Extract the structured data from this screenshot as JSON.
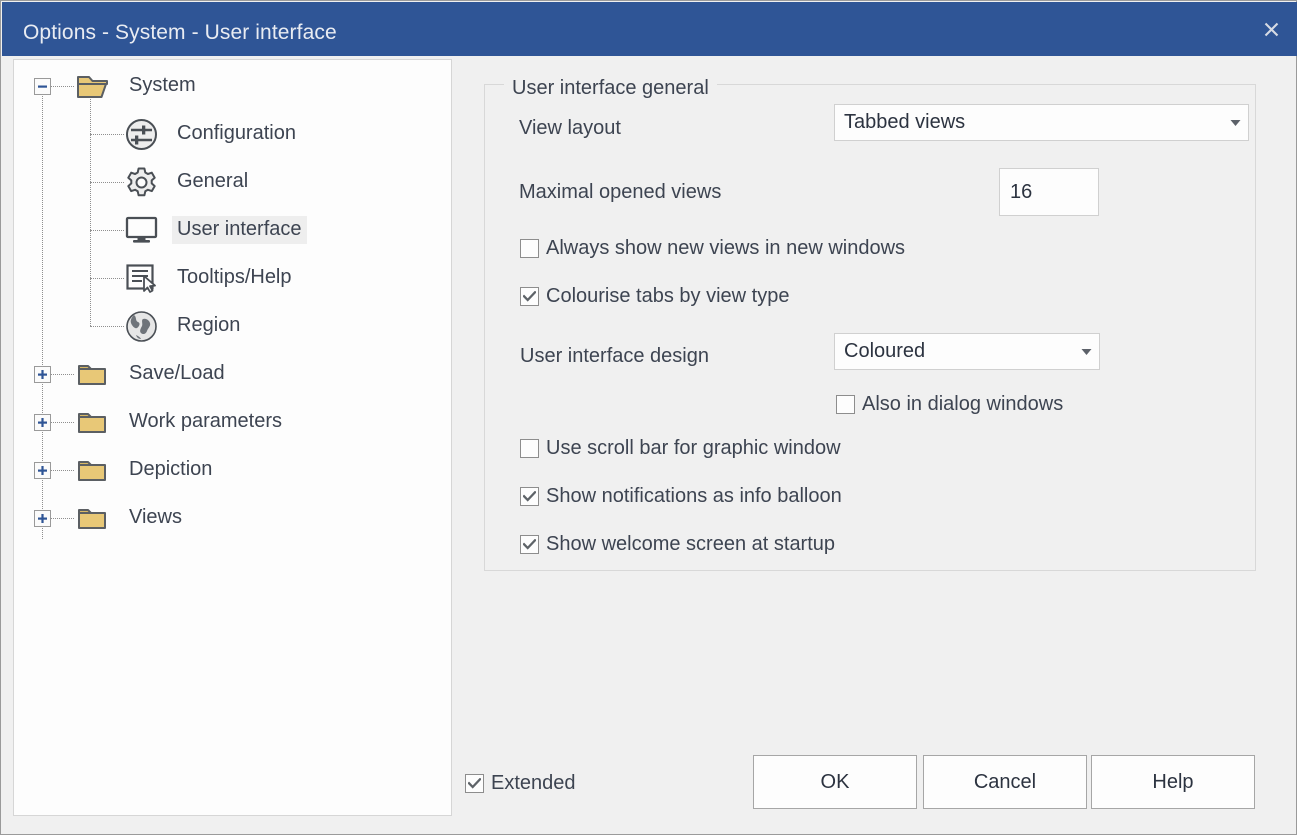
{
  "window": {
    "title": "Options - System - User interface",
    "close_icon": "close-icon",
    "accent_color": "#2f5596",
    "background_color": "#f0f0f0"
  },
  "tree": {
    "nodes": [
      {
        "label": "System",
        "icon": "folder-open-icon",
        "expander": "minus",
        "level": 0,
        "selected": false
      },
      {
        "label": "Configuration",
        "icon": "sliders-icon",
        "expander": "none",
        "level": 1,
        "selected": false
      },
      {
        "label": "General",
        "icon": "gear-icon",
        "expander": "none",
        "level": 1,
        "selected": false
      },
      {
        "label": "User interface",
        "icon": "monitor-icon",
        "expander": "none",
        "level": 1,
        "selected": true
      },
      {
        "label": "Tooltips/Help",
        "icon": "tooltip-icon",
        "expander": "none",
        "level": 1,
        "selected": false
      },
      {
        "label": "Region",
        "icon": "globe-icon",
        "expander": "none",
        "level": 1,
        "selected": false
      },
      {
        "label": "Save/Load",
        "icon": "folder-icon",
        "expander": "plus",
        "level": 0,
        "selected": false
      },
      {
        "label": "Work parameters",
        "icon": "folder-icon",
        "expander": "plus",
        "level": 0,
        "selected": false
      },
      {
        "label": "Depiction",
        "icon": "folder-icon",
        "expander": "plus",
        "level": 0,
        "selected": false
      },
      {
        "label": "Views",
        "icon": "folder-icon",
        "expander": "plus",
        "level": 0,
        "selected": false
      }
    ]
  },
  "panel": {
    "group_title": "User interface general",
    "view_layout": {
      "label": "View layout",
      "value": "Tabbed views",
      "options": [
        "Tabbed views"
      ]
    },
    "maximal_opened_views": {
      "label": "Maximal opened views",
      "value": "16"
    },
    "always_new_windows": {
      "label": "Always show new views in new windows",
      "checked": false
    },
    "colourise_tabs": {
      "label": "Colourise tabs by view type",
      "checked": true
    },
    "ui_design": {
      "label": "User interface design",
      "value": "Coloured",
      "options": [
        "Coloured"
      ]
    },
    "also_dialog_windows": {
      "label": "Also in dialog windows",
      "checked": false
    },
    "use_scroll_bar": {
      "label": "Use scroll bar for graphic window",
      "checked": false
    },
    "show_notifications": {
      "label": "Show notifications as info balloon",
      "checked": true
    },
    "show_welcome": {
      "label": "Show welcome screen at startup",
      "checked": true
    }
  },
  "footer": {
    "extended": {
      "label": "Extended",
      "checked": true
    },
    "ok_label": "OK",
    "cancel_label": "Cancel",
    "help_label": "Help"
  }
}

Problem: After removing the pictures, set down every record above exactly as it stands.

Solution:
Extract the structured data from this screenshot as JSON.
{
  "window": {
    "title": "Options - System - User interface",
    "close_icon": "close-icon",
    "accent_color": "#2f5596",
    "background_color": "#f0f0f0"
  },
  "tree": {
    "nodes": [
      {
        "label": "System",
        "icon": "folder-open-icon",
        "expander": "minus",
        "level": 0,
        "selected": false
      },
      {
        "label": "Configuration",
        "icon": "sliders-icon",
        "expander": "none",
        "level": 1,
        "selected": false
      },
      {
        "label": "General",
        "icon": "gear-icon",
        "expander": "none",
        "level": 1,
        "selected": false
      },
      {
        "label": "User interface",
        "icon": "monitor-icon",
        "expander": "none",
        "level": 1,
        "selected": true
      },
      {
        "label": "Tooltips/Help",
        "icon": "tooltip-icon",
        "expander": "none",
        "level": 1,
        "selected": false
      },
      {
        "label": "Region",
        "icon": "globe-icon",
        "expander": "none",
        "level": 1,
        "selected": false
      },
      {
        "label": "Save/Load",
        "icon": "folder-icon",
        "expander": "plus",
        "level": 0,
        "selected": false
      },
      {
        "label": "Work parameters",
        "icon": "folder-icon",
        "expander": "plus",
        "level": 0,
        "selected": false
      },
      {
        "label": "Depiction",
        "icon": "folder-icon",
        "expander": "plus",
        "level": 0,
        "selected": false
      },
      {
        "label": "Views",
        "icon": "folder-icon",
        "expander": "plus",
        "level": 0,
        "selected": false
      }
    ]
  },
  "panel": {
    "group_title": "User interface general",
    "view_layout": {
      "label": "View layout",
      "value": "Tabbed views",
      "options": [
        "Tabbed views"
      ]
    },
    "maximal_opened_views": {
      "label": "Maximal opened views",
      "value": "16"
    },
    "always_new_windows": {
      "label": "Always show new views in new windows",
      "checked": false
    },
    "colourise_tabs": {
      "label": "Colourise tabs by view type",
      "checked": true
    },
    "ui_design": {
      "label": "User interface design",
      "value": "Coloured",
      "options": [
        "Coloured"
      ]
    },
    "also_dialog_windows": {
      "label": "Also in dialog windows",
      "checked": false
    },
    "use_scroll_bar": {
      "label": "Use scroll bar for graphic window",
      "checked": false
    },
    "show_notifications": {
      "label": "Show notifications as info balloon",
      "checked": true
    },
    "show_welcome": {
      "label": "Show welcome screen at startup",
      "checked": true
    }
  },
  "footer": {
    "extended": {
      "label": "Extended",
      "checked": true
    },
    "ok_label": "OK",
    "cancel_label": "Cancel",
    "help_label": "Help"
  }
}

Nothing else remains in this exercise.